UGANDA – Uganda is expected to receive 647,010 doses of Pfizer vaccine from the World Health Organization COVAX facility to boost the country’s protection against COVID-19.
Emmanuel Ainebyoona, ministry of health spokesperson, says the vaccines would mostly be used in the central part of the country where storage facilities have been installed.
“Pfizer requires storage capacity of -70 degrees centigrade. We have installed some cold chains around Kampala Metropolitan area where we shall keep the vaccines once they arrive,” Ainebyoona said.
He added that there were some parts of the country with the same storage facility and therefore they would benefit from the Pfizer doses.
“Like the AstraZeneca vaccine, Pfizer is administered in two doses,” he said.
By Sunday, Uganda had vaccinated 1,058,084 people against the deadly virus using the AstraZeneca doses.
Ministry of health recently announced that this month it will receive over 882,600 doses of AstraZeneca vaccine through COVAX.
At least 300,000 doses of China’s Sinovac COVID-19 vaccine are also expected to arrive this month.
The country last month received 175,200 AstraZeneca doses with support from the United Nations Children’s Fund and the French Embassy under COVAX.
The country announced Monday it had cumulatively registered 87,756 COVID-19 infections, with 2,129 deaths and 61,304 recoveries since March last year.
In a move to contain the virus, Uganda’s National Drug Authority (NDA) approved Covidex as a supportive treatment for viral infections including COVID-19 but not as a cure.
Covidex has been formulated from herbal plants that have been traditionally used to alleviate symptoms of several diseases.
Recently, the UK committed £500,000 (over $708,000) to support Uganda’s with medical oxygen, vital support that is set to benefit over 1.8 million people across Uganda.
These vaccines are part of a shipment of vaccines donated by the United States. The shipments will go to about 50 African countries and include doses of Johnson & Johnson and Pfizer vaccines.

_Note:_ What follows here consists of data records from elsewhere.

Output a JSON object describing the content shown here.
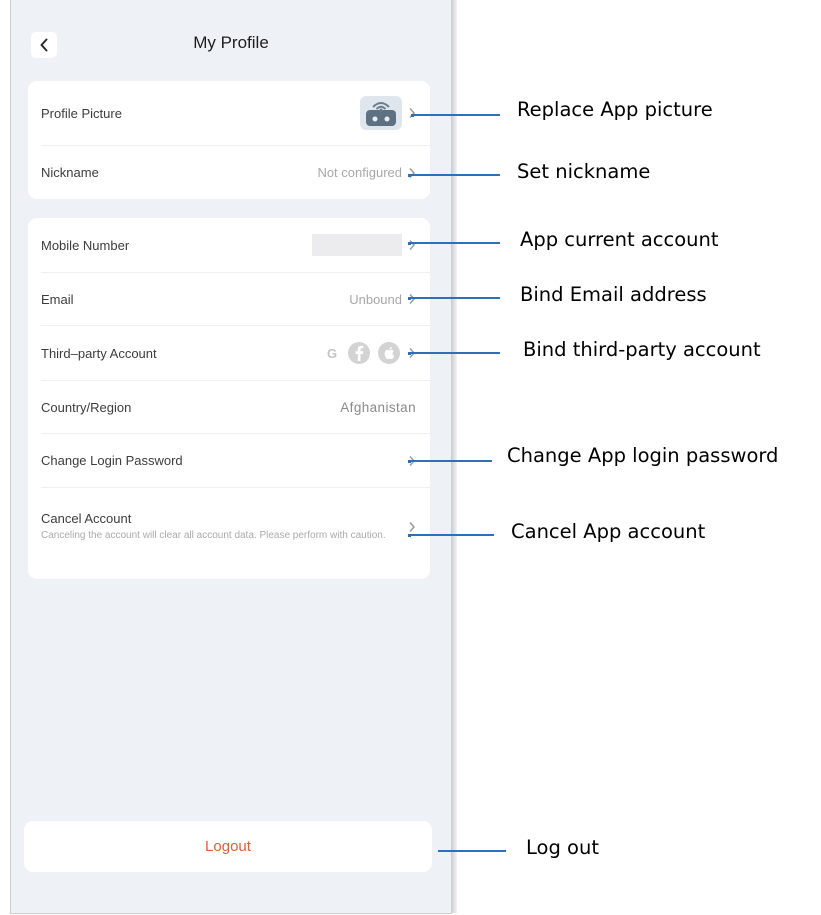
{
  "header": {
    "title": "My Profile",
    "back_icon": "chevron-left-icon"
  },
  "profile_card": {
    "rows": [
      {
        "label": "Profile Picture",
        "value": "",
        "icon": "robot-avatar-icon"
      },
      {
        "label": "Nickname",
        "value": "Not configured"
      }
    ]
  },
  "account_card": {
    "rows": [
      {
        "label": "Mobile Number",
        "value": ""
      },
      {
        "label": "Email",
        "value": "Unbound"
      },
      {
        "label": "Third–party Account",
        "value": "",
        "icons": [
          "google-icon",
          "facebook-icon",
          "apple-icon"
        ],
        "google_glyph": "G"
      },
      {
        "label": "Country/Region",
        "value": "Afghanistan"
      },
      {
        "label": "Change Login Password",
        "value": ""
      },
      {
        "label": "Cancel Account",
        "description": "Canceling the account will clear all account data. Please perform with caution."
      }
    ]
  },
  "logout": {
    "label": "Logout",
    "color": "#d9603b"
  },
  "annotations": [
    {
      "text": "Replace App picture"
    },
    {
      "text": "Set nickname"
    },
    {
      "text": "App current account"
    },
    {
      "text": "Bind Email address"
    },
    {
      "text": "Bind third-party account"
    },
    {
      "text": "Change App login password"
    },
    {
      "text": "Cancel App account"
    },
    {
      "text": "Log out"
    }
  ],
  "colors": {
    "annotation_line": "#2e6fba",
    "background": "#eef1f5",
    "chevron": "#9b9b9b"
  }
}
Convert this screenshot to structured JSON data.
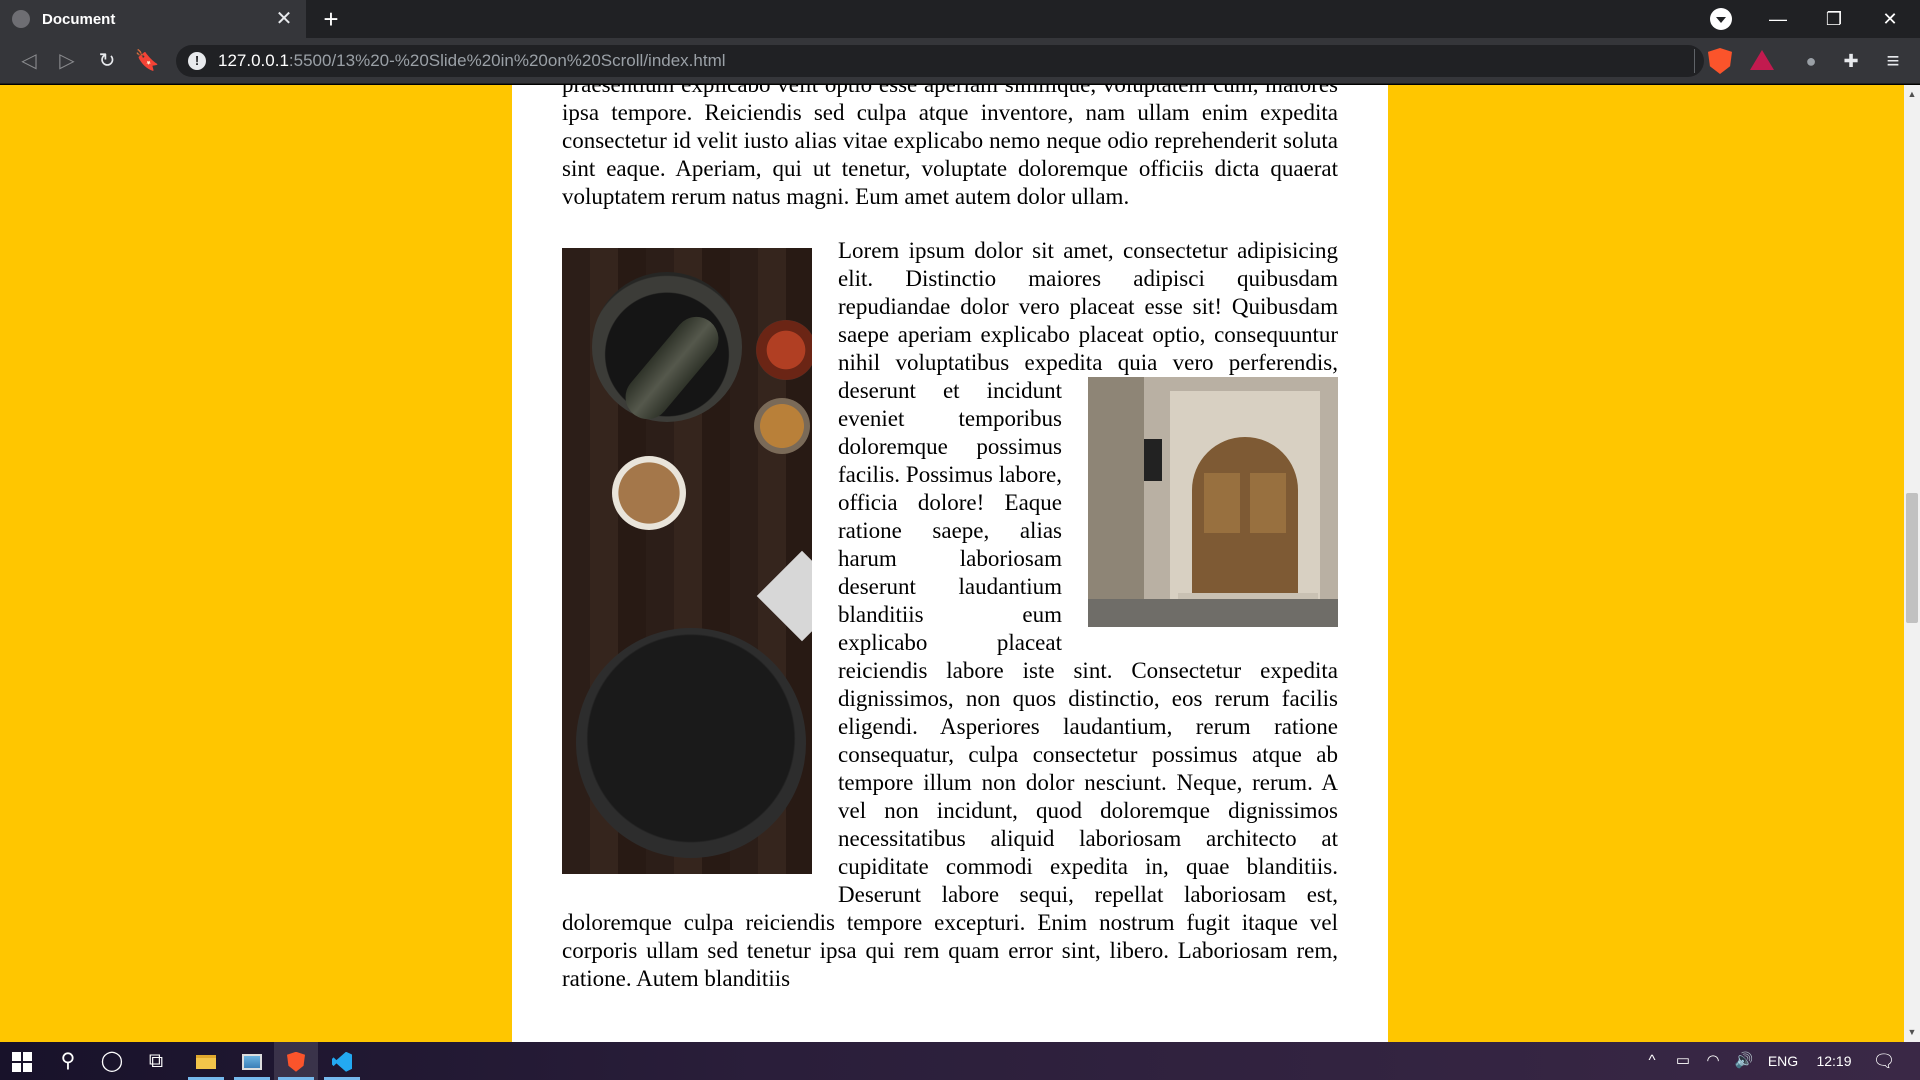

These vaccines are a much-needed reprieve for Africa, which is in the middle of the third, and potentially worst yet, wave of the COVID-19 pandemic.